» Work instructions:
In the data below, find each line carrying the string "연장됩니다" and copy it out.
== Listed entries ==
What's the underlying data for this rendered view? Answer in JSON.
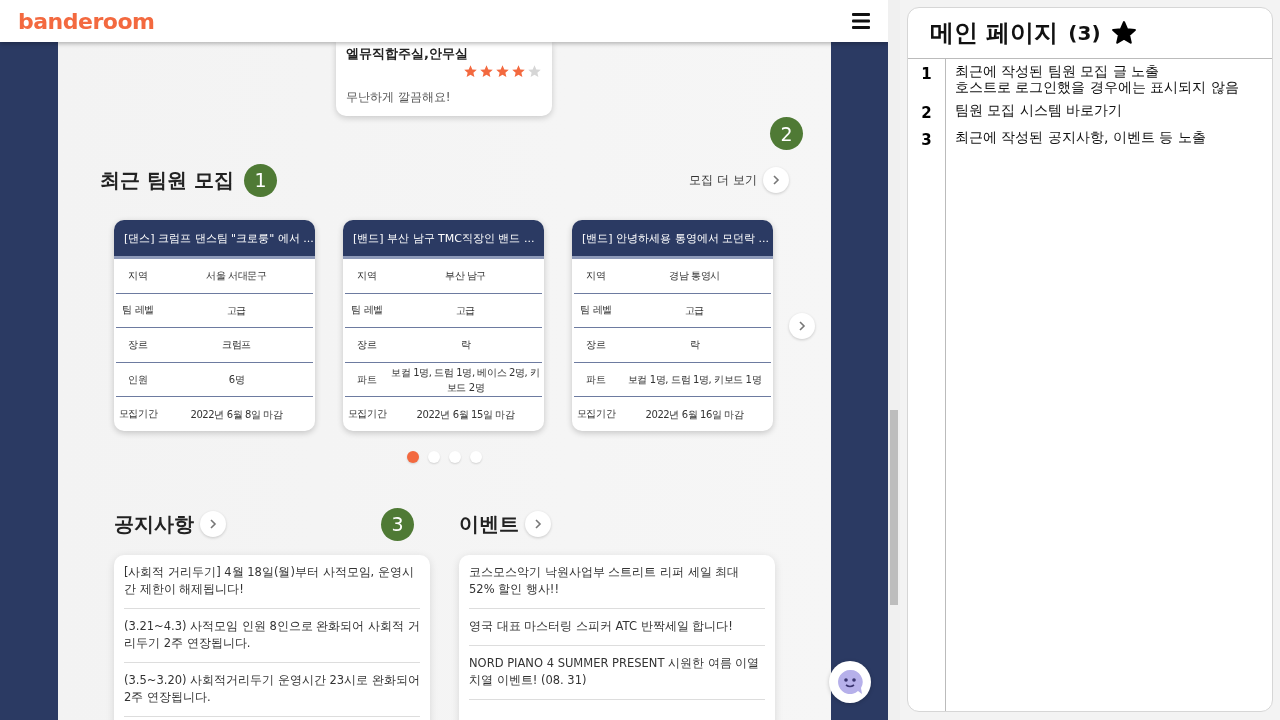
{
  "header": {
    "logo": "banderoom"
  },
  "review": {
    "title": "엘뮤직합주실,안무실",
    "stars": 4,
    "comment": "무난하게 깔끔해요!"
  },
  "recruit": {
    "title": "최근 팀원 모집",
    "badge": "1",
    "more_badge": "2",
    "more_link": "모집 더 보기",
    "cards": [
      {
        "title": "[댄스] 크럼프 댄스팀 \"크로룽\" 에서 ...",
        "rows": [
          {
            "label": "지역",
            "value": "서울 서대문구"
          },
          {
            "label": "팀 레벨",
            "value": "고급"
          },
          {
            "label": "장르",
            "value": "크럼프"
          },
          {
            "label": "인원",
            "value": "6명"
          },
          {
            "label": "모집기간",
            "value": "2022년 6월 8일 마감"
          }
        ]
      },
      {
        "title": "[밴드] 부산 남구 TMC직장인 밴드 ...",
        "rows": [
          {
            "label": "지역",
            "value": "부산 남구"
          },
          {
            "label": "팀 레벨",
            "value": "고급"
          },
          {
            "label": "장르",
            "value": "락"
          },
          {
            "label": "파트",
            "value": "보컬 1명, 드럼 1명, 베이스 2명, 키보드 2명"
          },
          {
            "label": "모집기간",
            "value": "2022년 6월 15일 마감"
          }
        ]
      },
      {
        "title": "[밴드] 안녕하세용 통영에서 모던락 ...",
        "rows": [
          {
            "label": "지역",
            "value": "경남 통영시"
          },
          {
            "label": "팀 레벨",
            "value": "고급"
          },
          {
            "label": "장르",
            "value": "락"
          },
          {
            "label": "파트",
            "value": "보컬 1명, 드럼 1명, 키보드 1명"
          },
          {
            "label": "모집기간",
            "value": "2022년 6월 16일 마감"
          }
        ]
      }
    ],
    "pager": [
      {
        "selected": true
      },
      {
        "selected": false
      },
      {
        "selected": false
      },
      {
        "selected": false
      }
    ]
  },
  "notices": {
    "title": "공지사항",
    "badge": "3",
    "items": [
      "[사회적 거리두기] 4월 18일(월)부터 사적모임, 운영시간 제한이 해제됩니다!",
      "(3.21~4.3) 사적모임 인원 8인으로 완화되어 사회적 거리두기 2주 연장됩니다.",
      "(3.5~3.20) 사회적거리두기 운영시간 23시로 완화되어 2주 연장됩니다."
    ]
  },
  "events": {
    "title": "이벤트",
    "items": [
      "코스모스악기 낙원사업부 스트리트 리퍼 세일 최대 52% 할인 행사!!",
      "영국 대표 마스터링 스피커 ATC 반짝세일 합니다!",
      "NORD PIANO 4 SUMMER PRESENT 시원한 여름 이열치열 이벤트! (08. 31)"
    ]
  },
  "panel": {
    "title": "메인 페이지",
    "count": "(3)",
    "notes": [
      {
        "number": "1",
        "text": "최근에 작성된 팀원 모집 글 노출\n호스트로 로그인했을 경우에는 표시되지 않음"
      },
      {
        "number": "2",
        "text": "팀원 모집 시스템 바로가기"
      },
      {
        "number": "3",
        "text": "최근에 작성된 공지사항, 이벤트 등 노출"
      }
    ]
  }
}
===
» Solution to the exercise:
      "(3.21~4.3) 사적모임 인원 8인으로 완화되어 사회적 거리두기 2주 연장됩니다.",
      "(3.5~3.20) 사회적거리두기 운영시간 23시로 완화되어 2주 연장됩니다."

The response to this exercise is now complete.